Those who visit a medical spa in Connecticut for Botox, hair transplants or other cosmetic procedures can be assured they will see a licensed medical professional there, which hasn’t always been the case. Previously, consumers complained that med-spa procedures were sometimes performed by unlicensed providers, but a recently enacted state law has placed stricter requirements on the businesses. The law, which took effect Oct. 1, requires all medical spas to employ – either on staff or by contracting for services – a physician, physician assistant or advanced practice registered nurse (APRN). It also mandates that one of those medical professionals perform an initial physical assessment of every med-spa client before any procedure is done.
Connecticut was among 41 states nationwide to earn a failing grade from health advocates for lacking public information about the quality of care provided by doctors. “Consumers should be able to find out if their local primary care physician is delivering good quality care without having to go through hoops,” said Francois de Brantes, executive director of the Health Care Incentives Improvement Institute in Newtown, which published the report. “Connecticut has no public reporting of physician quality.”

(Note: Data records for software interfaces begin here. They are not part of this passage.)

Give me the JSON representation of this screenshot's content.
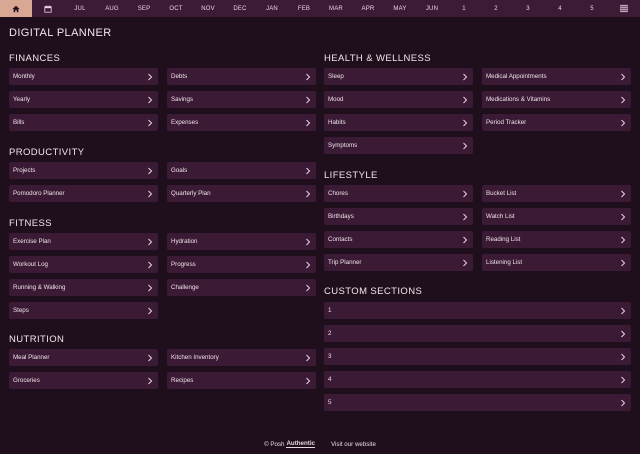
{
  "nav": {
    "months": [
      "JUL",
      "AUG",
      "SEP",
      "OCT",
      "NOV",
      "DEC",
      "JAN",
      "FEB",
      "MAR",
      "APR",
      "MAY",
      "JUN"
    ],
    "weeks": [
      "1",
      "2",
      "3",
      "4",
      "5"
    ]
  },
  "page_title": "DIGITAL PLANNER",
  "finances": {
    "title": "FINANCES",
    "items": [
      "Monthly",
      "Debts",
      "Yearly",
      "Savings",
      "Bills",
      "Expenses"
    ]
  },
  "productivity": {
    "title": "PRODUCTIVITY",
    "items": [
      "Projects",
      "Goals",
      "Pomodoro Planner",
      "Quarterly Plan"
    ]
  },
  "fitness": {
    "title": "FITNESS",
    "items": [
      "Exercise Plan",
      "Hydration",
      "Workout Log",
      "Progress",
      "Running & Walking",
      "Challenge",
      "Steps"
    ]
  },
  "nutrition": {
    "title": "NUTRITION",
    "items": [
      "Meal Planner",
      "Kitchen Inventory",
      "Groceries",
      "Recipes"
    ]
  },
  "health": {
    "title": "HEALTH & WELLNESS",
    "items": [
      "Sleep",
      "Medical Appointments",
      "Mood",
      "Medications & Vitamins",
      "Habits",
      "Period Tracker",
      "Symptoms"
    ]
  },
  "lifestyle": {
    "title": "LIFESTYLE",
    "items": [
      "Chores",
      "Bucket List",
      "Birthdays",
      "Watch List",
      "Contacts",
      "Reading List",
      "Trip Planner",
      "Listening List"
    ]
  },
  "custom": {
    "title": "CUSTOM SECTIONS",
    "items": [
      "1",
      "2",
      "3",
      "4",
      "5"
    ]
  },
  "footer": {
    "copyright": "© Posh",
    "brand": "Authentic",
    "link": "Visit our website"
  },
  "colors": {
    "background": "#1f0f1d",
    "tile": "#3a1a34",
    "nav": "#3b1b36",
    "home_accent": "#d9a894"
  }
}
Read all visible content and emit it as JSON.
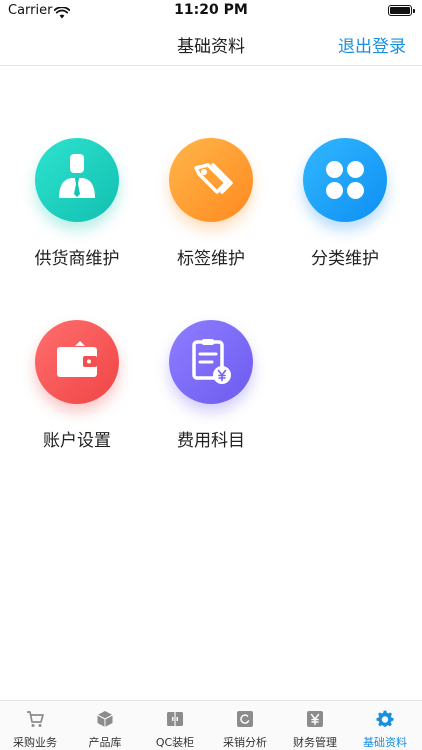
{
  "status_bar": {
    "carrier": "Carrier",
    "time": "11:20 PM"
  },
  "nav": {
    "title": "基础资料",
    "right_action": "退出登录"
  },
  "menu": [
    {
      "label": "供货商维护",
      "icon": "supplier-person-icon",
      "color": "#1fcfbf"
    },
    {
      "label": "标签维护",
      "icon": "tag-icon",
      "color": "#ff9d2f"
    },
    {
      "label": "分类维护",
      "icon": "clover-category-icon",
      "color": "#1aa0f8"
    },
    {
      "label": "账户设置",
      "icon": "wallet-icon",
      "color": "#f55a5a"
    },
    {
      "label": "费用科目",
      "icon": "expense-clipboard-icon",
      "color": "#7d6bf5"
    }
  ],
  "tabs": [
    {
      "label": "采购业务",
      "icon": "cart-icon"
    },
    {
      "label": "产品库",
      "icon": "cube-icon"
    },
    {
      "label": "QC装柜",
      "icon": "container-icon"
    },
    {
      "label": "采销分析",
      "icon": "analysis-icon"
    },
    {
      "label": "财务管理",
      "icon": "yen-icon"
    },
    {
      "label": "基础资料",
      "icon": "gear-icon",
      "active": true
    }
  ],
  "colors": {
    "accent": "#1a8fe0",
    "tab_inactive": "#8c8c8c"
  }
}
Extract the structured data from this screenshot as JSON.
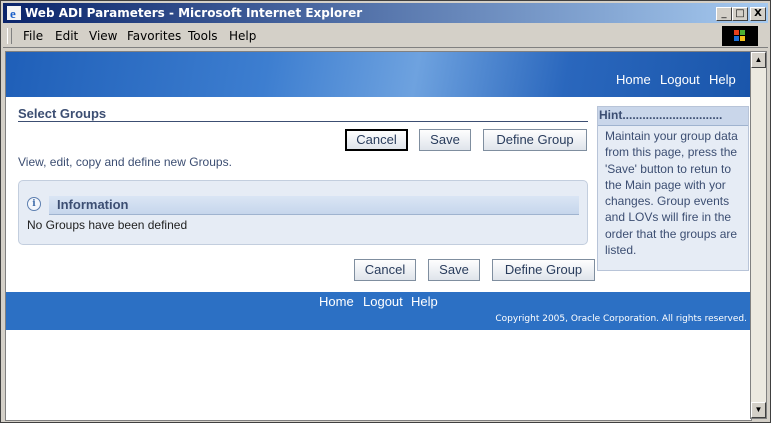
{
  "window": {
    "title": "Web ADI Parameters - Microsoft Internet Explorer",
    "controls": {
      "minimize": "_",
      "maximize": "□",
      "close": "X"
    }
  },
  "menu": {
    "items": [
      "File",
      "Edit",
      "View",
      "Favorites",
      "Tools",
      "Help"
    ]
  },
  "header": {
    "links": [
      "Home",
      "Logout",
      "Help"
    ]
  },
  "page": {
    "title": "Select Groups",
    "description": "View, edit, copy and define new Groups.",
    "buttons": {
      "cancel": "Cancel",
      "save": "Save",
      "define_group": "Define Group"
    }
  },
  "info": {
    "icon": "i",
    "title": "Information",
    "message": "No Groups have been defined"
  },
  "hint": {
    "title": "Hint..............................",
    "text": "Maintain your group data from this page, press the 'Save' button to retun to the Main page with yor changes. Group events and LOVs will fire in the order that the groups are listed."
  },
  "footer": {
    "links": [
      "Home",
      "Logout",
      "Help"
    ],
    "copyright": "Copyright 2005, Oracle Corporation. All rights reserved."
  },
  "colors": {
    "titlebar_start": "#0a246a",
    "banner_blue": "#2c70c4",
    "heading_text": "#3c4e72"
  }
}
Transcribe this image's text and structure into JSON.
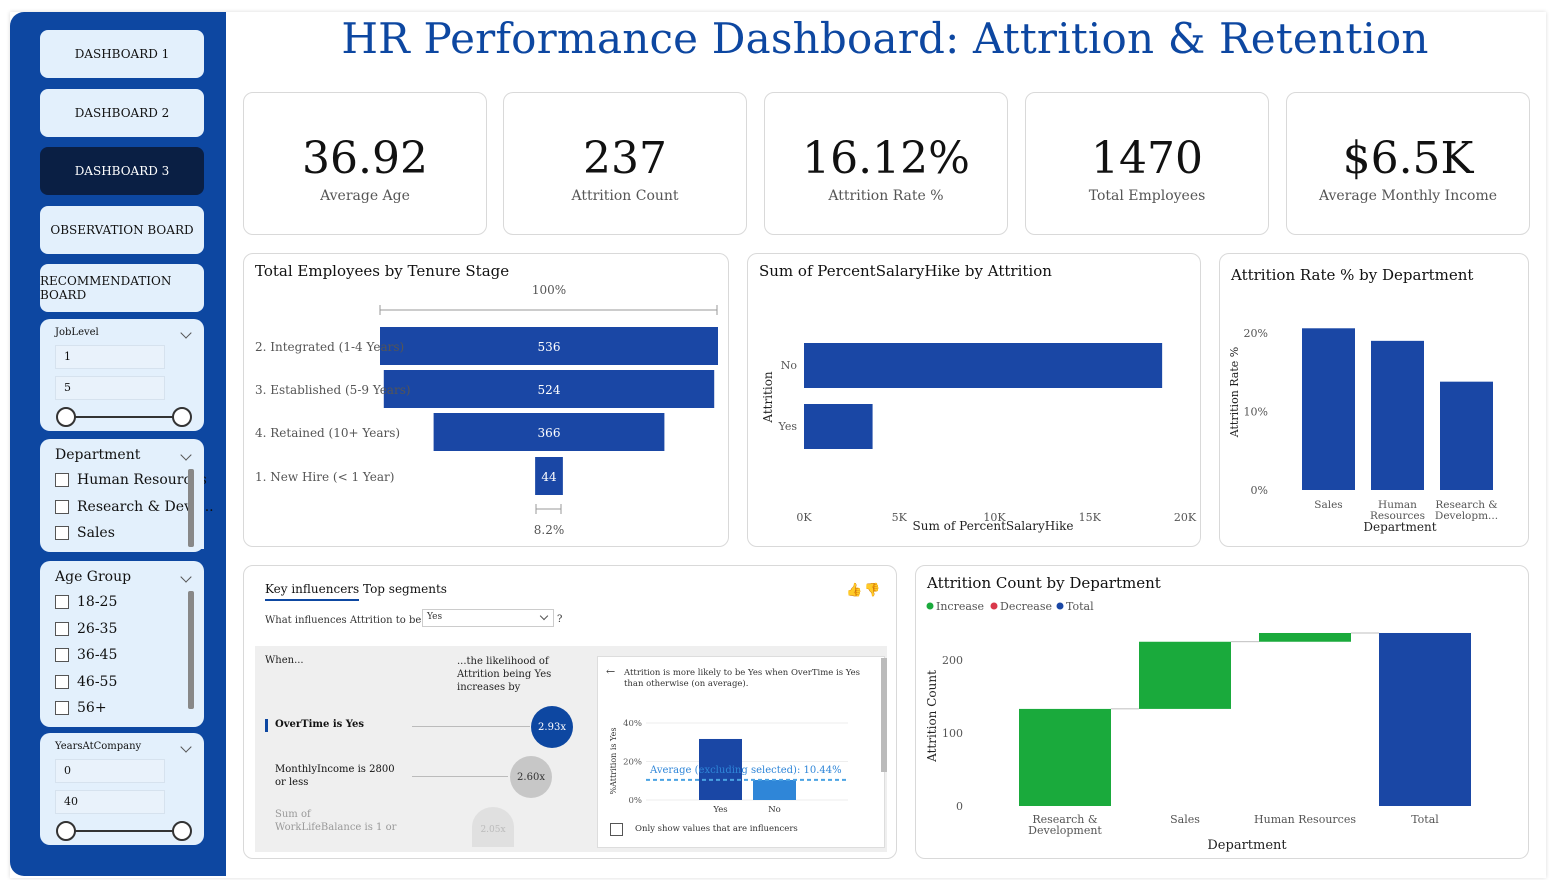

Only two states, Minnesota and Washington, received an ‘A.’ California received a ‘C’ and the remaining states earned a ‘D’ or ‘F.’
Mark Schaefer, the state’s new director of Healthcare Innovation, wasn’t surprised by the findings. “It’s widely recognized that consumers in the health care market don’t have accessible and reliable information about the cost of treatments across settings and the quality of providers at the clinical level,” he said. “Like most states, this is something Connecticut is working on.”